I'd call this a moment of grace. Surprisingly, the McSweeney's guy never asked me what the 3 points of hatred might be for. I'll tell you now: one hatred point goes to McSweeney's for making exactly the kind of books I want to make, design-wise, and often concept-wise as well, and charging more money for them than I can afford. One hatred point goes to the overall sheen of hip-cool-dude-in-the-know-about-stuff that one must have to write for them. (They are more earnest than snarky, thank all goodness, but any snark at all gets at least one point from me.) And the last hatred point is irrational and rude of me: they haven't published Vanessa Carlisle. I'm like the Bloodhound Gang who once rapped the line: "I hate Spin Magazine 'cause they never, ever plug me." McSweeney's is like my older sister circa 1988.

Remember, they also deserve seven love points. It may even be more like eight or nine. Find out why here.

As I strolled the aisles eating my protein bars and wishing I had my own little coconut juice to sustain me, I met some brilliantly earnest people at the Pathfinder booth--we talked about socialism and student movements and I was heartened by their presence. Go to the site and get smarter.

Just across the road there squatted a self-published self-help author who wanted me to admit that I was desperately unhappy with my life so he could help me help myself fix it.
"But I have a great life," I said.
"Maybe you think so," he said.
"I just told you so," I said.
"Everyone has problems," he said. "That's where I come in."
"I don't think you come in, actually," I said. I wished him luck on his book.

Book Fest, oh Book Fest, you were an exhausting date. I'd really like to see you again, but, I need some time to think. I need some space. Let's get together in, like, a year.

Wednesday, April 7, 2010

Easter, 1985

Usually I tell people I write "everything but poetry."

To hell with my anti-genre-identity, it's National Poetry Month.

Easter, 1985

A tiny blonde

wearing a bonnet,
I am nearly six years old.
My lips press together
in a half-smile.

Now, I recognize it;
the half-smile my mother wore
when she lied.

She told one lie.
She told it to everyone.
She told it all the time.

Look at this child with a liar's face,
me the child
learning to announce
my contented well-being
to some abstract audience
God or family, mother only, or camera.
Always good, my mother.
Always good, her daughter.
Good then.
Thank you.
Yes, please.
Ribbon under chin.
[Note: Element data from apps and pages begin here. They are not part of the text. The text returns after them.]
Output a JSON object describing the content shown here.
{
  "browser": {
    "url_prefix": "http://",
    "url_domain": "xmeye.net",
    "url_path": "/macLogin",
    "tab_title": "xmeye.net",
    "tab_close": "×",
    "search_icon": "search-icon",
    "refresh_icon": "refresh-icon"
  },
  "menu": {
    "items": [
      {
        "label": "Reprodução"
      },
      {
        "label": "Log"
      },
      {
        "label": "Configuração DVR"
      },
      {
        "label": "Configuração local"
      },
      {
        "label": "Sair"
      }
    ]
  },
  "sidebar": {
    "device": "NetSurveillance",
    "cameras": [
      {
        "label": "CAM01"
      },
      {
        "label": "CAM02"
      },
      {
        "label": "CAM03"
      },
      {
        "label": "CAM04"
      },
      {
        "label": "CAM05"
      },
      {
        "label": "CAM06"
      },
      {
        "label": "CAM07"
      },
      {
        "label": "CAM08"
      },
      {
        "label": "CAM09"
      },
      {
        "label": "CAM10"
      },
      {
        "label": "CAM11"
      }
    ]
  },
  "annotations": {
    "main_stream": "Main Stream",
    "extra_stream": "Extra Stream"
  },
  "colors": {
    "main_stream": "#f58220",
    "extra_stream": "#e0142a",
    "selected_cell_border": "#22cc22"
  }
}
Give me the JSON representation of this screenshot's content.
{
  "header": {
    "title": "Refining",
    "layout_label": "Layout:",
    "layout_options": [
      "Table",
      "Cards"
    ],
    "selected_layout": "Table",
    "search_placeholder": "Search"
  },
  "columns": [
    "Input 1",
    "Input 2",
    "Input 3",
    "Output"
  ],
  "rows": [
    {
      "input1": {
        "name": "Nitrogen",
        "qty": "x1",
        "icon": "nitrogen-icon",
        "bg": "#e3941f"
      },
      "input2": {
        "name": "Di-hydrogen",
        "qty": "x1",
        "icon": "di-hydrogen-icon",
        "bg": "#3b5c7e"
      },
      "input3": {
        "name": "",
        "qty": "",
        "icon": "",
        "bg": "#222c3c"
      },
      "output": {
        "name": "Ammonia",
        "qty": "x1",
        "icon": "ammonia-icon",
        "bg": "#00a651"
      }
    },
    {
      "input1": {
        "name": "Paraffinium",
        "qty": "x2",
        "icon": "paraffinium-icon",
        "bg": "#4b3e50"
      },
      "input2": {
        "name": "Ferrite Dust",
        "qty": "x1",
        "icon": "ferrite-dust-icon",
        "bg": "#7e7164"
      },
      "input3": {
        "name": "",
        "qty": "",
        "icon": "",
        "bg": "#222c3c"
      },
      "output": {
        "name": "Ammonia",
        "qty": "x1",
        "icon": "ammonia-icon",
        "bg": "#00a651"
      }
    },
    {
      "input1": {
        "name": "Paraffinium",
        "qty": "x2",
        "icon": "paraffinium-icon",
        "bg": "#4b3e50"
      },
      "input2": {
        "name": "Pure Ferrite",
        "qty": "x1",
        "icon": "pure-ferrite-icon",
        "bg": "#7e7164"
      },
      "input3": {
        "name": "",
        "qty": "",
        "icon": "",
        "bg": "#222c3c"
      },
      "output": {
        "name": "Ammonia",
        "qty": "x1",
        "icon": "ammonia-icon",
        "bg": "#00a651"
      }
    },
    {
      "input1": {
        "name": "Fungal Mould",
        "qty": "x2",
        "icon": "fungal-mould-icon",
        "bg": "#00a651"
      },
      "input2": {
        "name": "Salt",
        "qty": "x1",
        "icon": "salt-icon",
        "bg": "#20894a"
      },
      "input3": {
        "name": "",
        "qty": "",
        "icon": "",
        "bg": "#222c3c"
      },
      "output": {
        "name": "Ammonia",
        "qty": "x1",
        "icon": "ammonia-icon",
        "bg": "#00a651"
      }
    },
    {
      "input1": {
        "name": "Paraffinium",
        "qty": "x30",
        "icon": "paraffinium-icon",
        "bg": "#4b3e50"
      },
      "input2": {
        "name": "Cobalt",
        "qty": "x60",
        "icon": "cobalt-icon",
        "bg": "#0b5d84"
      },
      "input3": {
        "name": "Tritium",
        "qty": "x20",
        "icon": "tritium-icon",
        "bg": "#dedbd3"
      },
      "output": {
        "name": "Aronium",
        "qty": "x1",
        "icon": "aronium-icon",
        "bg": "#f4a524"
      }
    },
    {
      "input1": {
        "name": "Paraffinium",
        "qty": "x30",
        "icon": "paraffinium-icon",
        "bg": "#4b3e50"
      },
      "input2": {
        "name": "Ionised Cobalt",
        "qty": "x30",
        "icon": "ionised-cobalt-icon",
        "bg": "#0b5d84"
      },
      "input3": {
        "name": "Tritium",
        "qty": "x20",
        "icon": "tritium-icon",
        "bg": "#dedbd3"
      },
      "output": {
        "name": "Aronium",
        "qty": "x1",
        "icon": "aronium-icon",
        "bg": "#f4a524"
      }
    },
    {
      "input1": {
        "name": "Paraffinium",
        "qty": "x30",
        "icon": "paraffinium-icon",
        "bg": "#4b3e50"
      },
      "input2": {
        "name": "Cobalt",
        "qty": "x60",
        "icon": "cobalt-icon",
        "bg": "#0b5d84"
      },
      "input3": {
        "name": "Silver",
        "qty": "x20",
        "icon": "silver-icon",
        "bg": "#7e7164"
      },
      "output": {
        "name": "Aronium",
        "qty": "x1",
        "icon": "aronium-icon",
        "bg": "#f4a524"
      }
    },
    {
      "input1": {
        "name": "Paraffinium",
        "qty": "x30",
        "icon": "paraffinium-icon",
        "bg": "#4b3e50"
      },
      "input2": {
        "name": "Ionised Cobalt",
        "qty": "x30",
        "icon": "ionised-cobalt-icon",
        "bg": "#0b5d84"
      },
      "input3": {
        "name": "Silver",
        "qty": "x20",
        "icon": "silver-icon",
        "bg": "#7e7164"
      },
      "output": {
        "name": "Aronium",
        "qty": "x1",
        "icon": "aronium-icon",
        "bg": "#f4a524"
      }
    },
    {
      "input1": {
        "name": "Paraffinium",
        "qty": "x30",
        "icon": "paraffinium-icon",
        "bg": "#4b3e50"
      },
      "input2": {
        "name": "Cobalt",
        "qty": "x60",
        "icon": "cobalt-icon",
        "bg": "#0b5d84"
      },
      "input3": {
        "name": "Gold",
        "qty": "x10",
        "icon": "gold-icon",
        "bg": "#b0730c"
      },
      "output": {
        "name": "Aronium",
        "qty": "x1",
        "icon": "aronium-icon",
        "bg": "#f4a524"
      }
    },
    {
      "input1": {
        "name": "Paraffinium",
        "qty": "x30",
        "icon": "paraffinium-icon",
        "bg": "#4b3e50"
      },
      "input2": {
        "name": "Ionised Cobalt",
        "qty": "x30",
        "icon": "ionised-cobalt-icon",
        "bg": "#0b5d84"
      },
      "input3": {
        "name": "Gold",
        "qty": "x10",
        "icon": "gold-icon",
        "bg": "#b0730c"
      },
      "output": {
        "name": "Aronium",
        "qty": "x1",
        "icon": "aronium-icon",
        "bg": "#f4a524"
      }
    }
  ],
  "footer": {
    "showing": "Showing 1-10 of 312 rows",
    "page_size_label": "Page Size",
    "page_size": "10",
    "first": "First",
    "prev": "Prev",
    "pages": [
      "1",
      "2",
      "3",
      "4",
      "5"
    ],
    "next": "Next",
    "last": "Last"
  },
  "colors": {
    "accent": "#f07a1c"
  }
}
My grandmother's gnarled hands
still make lace.
My mother and I,
we now bare our teeth.